#3: U.K. Brexit Vote In Parliament (01/15/2019 Tuesday)
The U.K. government postponed the Brexit vote scheduled to be held in December because of the possibility of a defeat. Prime Minister Theresa May also toured Europe and made an effort to secure concessions as regards the Irish backstop issue. However, her counterparts only expressed willingness to provide clarifications and not change the legal text. She is hoping that the MPs would support the agreement.
As of now, the possibility of the government losing the vote is very high. This is because the Parliament has secured the right to limit the powers of the government in the event of a no-deal Brexit. What will be May’s next move if the deal gets rejected? One option for May would be to press for a no-deal Brexit. This would definitely drive the pound down. Another option is to organize a second referendum.
Though the public has shown a shift to the Remain camp, anything can happen and uncertainty is likely to prevail. The possibility of a snap election cannot be dismissed. However, if the Labour Party forms the government under the leadership of Jeremy Corbyn, the markets would definitely be surprised. Postponing Brexit may also be considered, even if the government denies it at the moment. This could drive the pound higher, but it is clear that uncertainty would trigger high volatility.
#4: U.K. BoE Governor Mark Carney Speaks (01/16/2019 Wednesday 09:15 GMT)
Mark Carney, Governor of the Bank of England, is scheduled to testify along with three members of the Financial Policy Committee on the Financial Stability Report in London before the Treasury Select Committee. Markets often turn volatile during his speeches as traders make an attempt to understand the direction of interest rates in the future.
#5: U.K. CPI (01/16/2019 Wednesday 09:30 GMT)
In the U.K., the annual inflation rate fell to the 2.3 percent level in November from the 2.4 percent level in the prior month. The reading for the month was in line with analysts’ expectations. The reading for November was the lowest ever since the month of March last year. The consumer prices were driven down by a slowdown in transport and food, recreation, culture, and non-alcoholic beverages costs. Forecast for December 2018: 2.1 percent
#6: G20 Meetings (01/16/2019 Wednesday and 01/17/2019 Thursday)
Central bankers and finance ministers from as many as20 industrialized nations, including those from G7 nations France, Canada, Italy, Japan, the UK, Germany, and the US. The G20 meetings are not open to the press. However, officials usually talk to the reporters throughout the meeting day. A formal statement on meeting objectives and policy changes are released on the conclusion of the meetings. G20 is not an institution, but it is a powerful global policy-making organization that operates at the highest level.
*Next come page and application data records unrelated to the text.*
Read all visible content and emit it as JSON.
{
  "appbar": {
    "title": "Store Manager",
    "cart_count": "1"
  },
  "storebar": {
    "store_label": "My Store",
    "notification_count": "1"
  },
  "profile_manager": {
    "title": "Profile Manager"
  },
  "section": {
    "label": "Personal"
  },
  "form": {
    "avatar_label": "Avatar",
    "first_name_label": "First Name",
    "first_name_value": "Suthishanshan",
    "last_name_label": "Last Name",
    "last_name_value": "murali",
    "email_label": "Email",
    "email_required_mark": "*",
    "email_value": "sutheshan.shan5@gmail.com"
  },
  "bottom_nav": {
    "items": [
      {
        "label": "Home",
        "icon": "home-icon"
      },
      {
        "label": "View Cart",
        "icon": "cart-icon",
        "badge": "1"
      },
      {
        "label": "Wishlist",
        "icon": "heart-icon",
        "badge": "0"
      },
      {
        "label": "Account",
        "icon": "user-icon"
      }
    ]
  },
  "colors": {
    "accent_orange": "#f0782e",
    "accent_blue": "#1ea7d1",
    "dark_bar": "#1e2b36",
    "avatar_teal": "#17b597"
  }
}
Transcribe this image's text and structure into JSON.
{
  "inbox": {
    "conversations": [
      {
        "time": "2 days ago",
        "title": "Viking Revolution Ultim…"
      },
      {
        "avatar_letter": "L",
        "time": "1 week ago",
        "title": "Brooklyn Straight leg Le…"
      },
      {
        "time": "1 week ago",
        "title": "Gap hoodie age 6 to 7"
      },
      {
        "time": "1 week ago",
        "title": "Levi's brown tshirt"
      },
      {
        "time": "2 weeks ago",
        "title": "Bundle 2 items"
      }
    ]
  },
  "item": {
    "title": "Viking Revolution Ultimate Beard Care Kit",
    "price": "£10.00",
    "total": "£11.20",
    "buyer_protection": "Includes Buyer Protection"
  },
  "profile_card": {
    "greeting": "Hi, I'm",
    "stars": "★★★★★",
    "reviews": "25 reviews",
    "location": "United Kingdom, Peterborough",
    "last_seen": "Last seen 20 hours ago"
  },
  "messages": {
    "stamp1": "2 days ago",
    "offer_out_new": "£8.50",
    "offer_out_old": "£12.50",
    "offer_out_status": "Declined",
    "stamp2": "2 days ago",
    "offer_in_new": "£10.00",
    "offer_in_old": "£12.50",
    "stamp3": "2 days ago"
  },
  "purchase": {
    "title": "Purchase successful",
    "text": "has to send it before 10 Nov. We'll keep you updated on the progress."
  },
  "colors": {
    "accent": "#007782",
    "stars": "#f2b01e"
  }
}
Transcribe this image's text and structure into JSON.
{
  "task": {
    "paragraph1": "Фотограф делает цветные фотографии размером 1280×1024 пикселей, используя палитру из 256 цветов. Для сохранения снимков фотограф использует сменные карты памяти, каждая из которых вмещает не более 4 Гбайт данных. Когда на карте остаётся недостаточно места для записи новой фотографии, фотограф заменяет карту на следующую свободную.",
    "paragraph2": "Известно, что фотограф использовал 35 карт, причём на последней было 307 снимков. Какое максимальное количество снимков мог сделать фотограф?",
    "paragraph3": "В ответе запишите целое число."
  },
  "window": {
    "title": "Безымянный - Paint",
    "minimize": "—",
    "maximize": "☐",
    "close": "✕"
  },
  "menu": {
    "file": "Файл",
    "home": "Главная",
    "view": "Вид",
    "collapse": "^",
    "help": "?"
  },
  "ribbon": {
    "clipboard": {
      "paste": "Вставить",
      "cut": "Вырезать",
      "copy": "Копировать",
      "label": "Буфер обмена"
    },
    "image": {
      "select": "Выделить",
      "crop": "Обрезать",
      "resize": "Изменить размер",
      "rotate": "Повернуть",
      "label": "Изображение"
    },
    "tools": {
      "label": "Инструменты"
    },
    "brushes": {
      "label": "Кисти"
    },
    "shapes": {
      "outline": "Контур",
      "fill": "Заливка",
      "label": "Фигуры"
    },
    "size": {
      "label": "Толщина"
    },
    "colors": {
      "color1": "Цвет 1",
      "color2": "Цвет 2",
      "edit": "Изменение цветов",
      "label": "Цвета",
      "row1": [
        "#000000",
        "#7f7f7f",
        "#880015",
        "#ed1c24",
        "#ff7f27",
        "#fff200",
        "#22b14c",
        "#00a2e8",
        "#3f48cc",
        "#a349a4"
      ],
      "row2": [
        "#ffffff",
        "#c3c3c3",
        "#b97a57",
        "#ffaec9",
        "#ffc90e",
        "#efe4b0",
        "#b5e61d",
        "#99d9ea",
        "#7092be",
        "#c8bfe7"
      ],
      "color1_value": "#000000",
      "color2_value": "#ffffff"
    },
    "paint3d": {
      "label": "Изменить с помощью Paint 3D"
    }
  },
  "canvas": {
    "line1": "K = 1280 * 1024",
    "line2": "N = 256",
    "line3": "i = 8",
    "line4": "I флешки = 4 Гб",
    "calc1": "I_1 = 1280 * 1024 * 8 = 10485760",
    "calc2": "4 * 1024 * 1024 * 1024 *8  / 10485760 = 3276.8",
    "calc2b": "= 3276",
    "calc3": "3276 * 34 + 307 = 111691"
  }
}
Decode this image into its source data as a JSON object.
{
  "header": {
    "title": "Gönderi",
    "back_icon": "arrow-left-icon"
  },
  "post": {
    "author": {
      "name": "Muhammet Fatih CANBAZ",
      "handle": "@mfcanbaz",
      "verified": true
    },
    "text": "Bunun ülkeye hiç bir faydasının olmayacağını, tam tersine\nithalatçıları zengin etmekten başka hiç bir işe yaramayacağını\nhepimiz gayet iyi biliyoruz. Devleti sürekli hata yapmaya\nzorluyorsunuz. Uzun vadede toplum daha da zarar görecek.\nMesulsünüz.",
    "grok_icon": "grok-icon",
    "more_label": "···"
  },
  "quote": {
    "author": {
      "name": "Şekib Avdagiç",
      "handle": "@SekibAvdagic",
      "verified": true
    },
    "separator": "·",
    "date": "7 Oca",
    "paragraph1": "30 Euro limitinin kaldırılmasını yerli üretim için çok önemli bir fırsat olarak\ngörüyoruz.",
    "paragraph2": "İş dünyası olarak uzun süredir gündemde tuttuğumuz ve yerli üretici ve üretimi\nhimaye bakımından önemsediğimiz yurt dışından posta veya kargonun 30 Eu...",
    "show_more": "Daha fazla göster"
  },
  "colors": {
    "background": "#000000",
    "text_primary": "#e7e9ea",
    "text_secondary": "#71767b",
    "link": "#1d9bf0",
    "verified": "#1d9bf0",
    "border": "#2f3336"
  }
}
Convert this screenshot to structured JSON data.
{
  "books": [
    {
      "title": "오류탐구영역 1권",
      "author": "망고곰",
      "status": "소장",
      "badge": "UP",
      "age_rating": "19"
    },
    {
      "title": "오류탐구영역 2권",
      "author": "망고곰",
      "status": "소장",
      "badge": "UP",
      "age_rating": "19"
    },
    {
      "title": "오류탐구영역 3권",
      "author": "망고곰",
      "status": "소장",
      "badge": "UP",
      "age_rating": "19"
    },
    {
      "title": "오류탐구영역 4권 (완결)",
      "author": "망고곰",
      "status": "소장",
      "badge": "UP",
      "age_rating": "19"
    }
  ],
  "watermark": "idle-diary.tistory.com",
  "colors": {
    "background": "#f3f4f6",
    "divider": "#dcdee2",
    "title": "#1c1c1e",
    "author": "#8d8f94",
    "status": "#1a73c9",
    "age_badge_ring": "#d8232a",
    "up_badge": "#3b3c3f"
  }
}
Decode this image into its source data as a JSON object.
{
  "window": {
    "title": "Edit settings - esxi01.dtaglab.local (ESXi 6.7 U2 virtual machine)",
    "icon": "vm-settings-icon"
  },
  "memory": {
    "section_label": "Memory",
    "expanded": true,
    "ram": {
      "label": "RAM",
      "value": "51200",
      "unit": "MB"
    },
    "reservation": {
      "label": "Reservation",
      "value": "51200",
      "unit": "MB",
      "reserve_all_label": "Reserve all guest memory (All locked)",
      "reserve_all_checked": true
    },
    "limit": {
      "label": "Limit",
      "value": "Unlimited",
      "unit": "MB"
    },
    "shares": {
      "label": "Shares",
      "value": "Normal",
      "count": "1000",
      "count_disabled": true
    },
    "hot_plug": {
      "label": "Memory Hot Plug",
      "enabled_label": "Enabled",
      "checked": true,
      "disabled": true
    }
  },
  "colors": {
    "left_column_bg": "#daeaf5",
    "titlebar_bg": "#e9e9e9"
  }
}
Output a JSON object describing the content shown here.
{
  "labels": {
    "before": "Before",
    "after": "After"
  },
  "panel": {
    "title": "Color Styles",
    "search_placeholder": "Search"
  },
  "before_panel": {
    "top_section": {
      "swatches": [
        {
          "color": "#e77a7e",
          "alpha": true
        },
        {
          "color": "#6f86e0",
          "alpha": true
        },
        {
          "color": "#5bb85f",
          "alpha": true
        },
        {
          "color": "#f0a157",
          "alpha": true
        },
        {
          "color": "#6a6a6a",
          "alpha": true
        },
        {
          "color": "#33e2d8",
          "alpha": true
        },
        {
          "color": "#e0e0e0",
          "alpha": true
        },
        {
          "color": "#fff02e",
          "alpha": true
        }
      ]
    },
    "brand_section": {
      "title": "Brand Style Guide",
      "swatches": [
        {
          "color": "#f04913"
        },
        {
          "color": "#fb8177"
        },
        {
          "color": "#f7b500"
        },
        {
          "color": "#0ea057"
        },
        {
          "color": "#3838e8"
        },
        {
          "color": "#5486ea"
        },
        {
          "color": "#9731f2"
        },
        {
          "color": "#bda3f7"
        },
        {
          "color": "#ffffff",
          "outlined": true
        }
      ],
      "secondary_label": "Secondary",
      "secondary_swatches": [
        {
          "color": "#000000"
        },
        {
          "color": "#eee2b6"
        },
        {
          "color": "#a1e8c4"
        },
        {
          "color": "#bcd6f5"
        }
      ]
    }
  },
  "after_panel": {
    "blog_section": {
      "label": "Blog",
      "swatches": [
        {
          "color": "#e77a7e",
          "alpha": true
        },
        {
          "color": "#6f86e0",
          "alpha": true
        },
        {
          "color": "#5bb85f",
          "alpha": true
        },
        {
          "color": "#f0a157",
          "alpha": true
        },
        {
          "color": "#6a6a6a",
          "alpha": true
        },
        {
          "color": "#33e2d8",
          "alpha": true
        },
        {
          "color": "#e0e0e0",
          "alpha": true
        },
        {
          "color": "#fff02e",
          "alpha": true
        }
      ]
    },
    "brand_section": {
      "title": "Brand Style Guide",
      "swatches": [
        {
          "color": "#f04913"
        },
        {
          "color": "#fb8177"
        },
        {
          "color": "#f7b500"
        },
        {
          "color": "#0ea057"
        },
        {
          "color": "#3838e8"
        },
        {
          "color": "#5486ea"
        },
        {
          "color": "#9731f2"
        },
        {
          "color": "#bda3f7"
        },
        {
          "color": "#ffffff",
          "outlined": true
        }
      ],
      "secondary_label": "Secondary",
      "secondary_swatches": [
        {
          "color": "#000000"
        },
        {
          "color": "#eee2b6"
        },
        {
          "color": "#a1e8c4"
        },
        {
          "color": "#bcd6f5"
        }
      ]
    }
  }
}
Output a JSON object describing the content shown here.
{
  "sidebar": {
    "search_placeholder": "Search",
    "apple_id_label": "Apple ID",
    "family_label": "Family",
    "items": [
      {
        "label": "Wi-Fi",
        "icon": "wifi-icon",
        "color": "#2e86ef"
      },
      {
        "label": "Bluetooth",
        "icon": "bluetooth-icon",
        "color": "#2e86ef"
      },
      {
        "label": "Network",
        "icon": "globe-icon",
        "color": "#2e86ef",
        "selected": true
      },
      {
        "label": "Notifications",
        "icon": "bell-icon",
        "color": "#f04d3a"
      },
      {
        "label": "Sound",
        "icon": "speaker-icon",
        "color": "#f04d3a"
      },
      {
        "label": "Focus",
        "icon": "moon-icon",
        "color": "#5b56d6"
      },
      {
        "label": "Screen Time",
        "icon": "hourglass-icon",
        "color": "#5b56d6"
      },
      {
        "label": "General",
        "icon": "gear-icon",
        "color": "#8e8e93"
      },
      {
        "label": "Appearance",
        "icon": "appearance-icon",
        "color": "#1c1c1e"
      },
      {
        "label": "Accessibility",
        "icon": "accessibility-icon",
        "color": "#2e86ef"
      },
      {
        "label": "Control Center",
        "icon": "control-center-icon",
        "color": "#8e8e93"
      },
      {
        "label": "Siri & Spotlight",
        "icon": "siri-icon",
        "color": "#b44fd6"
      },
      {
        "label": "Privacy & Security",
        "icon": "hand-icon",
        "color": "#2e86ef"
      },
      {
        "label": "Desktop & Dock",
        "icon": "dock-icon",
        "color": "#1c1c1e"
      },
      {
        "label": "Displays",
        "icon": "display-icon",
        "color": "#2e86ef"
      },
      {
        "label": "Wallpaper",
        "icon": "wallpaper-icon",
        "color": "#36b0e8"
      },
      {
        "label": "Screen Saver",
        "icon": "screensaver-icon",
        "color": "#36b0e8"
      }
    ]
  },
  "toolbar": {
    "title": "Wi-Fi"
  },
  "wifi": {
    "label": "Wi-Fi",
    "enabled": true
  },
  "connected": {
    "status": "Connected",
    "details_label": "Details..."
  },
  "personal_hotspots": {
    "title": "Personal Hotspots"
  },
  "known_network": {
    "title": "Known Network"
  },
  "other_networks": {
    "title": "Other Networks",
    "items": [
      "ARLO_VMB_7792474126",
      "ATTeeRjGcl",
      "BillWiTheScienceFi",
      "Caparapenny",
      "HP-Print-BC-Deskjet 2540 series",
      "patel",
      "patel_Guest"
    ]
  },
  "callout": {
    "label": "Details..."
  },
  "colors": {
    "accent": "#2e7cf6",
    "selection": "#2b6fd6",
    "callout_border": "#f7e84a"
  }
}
Their policies and initiatives have an impact on the currency markets.
#7: Japan BoJ Governor Haruhiko Kuroda Speaks (01/17/2019 Thursday 03:20 GMT)
Haruhiko Kuroda, Governor of the Bank of Japan, is scheduled to speak in Tokyo at the G20 Symposium. Markets often turn volatile during his speeches as traders make an attempt to understand the direction of interest rates in the future.
#8: U.K. Retail Sales (01/18/2019 Friday 09:30 GMT)
In the U.K., retail trade rose by 1.4 percent on a month-on-month basis in November because of Black Friday promotions. The reading for the previous month was revised downward to a 0.4 percent decline. The reading for November beat analysts’ expectations for an increase of 0.3 percent. Retail trade was driven by the highest increase of 5.3 percent in household goods stores sales since the end of the year 2013. Forecast for December 2018: -0.8 percent
#9: Canada CPI (01/18/2019 Friday 13:30 GMT)
In Canada, the Consumer Price Index (CPI) declined by 0.40 percent on a month-on-month basis in November. It is expected that the CPI would decrease by 0.3 percent in December 2018.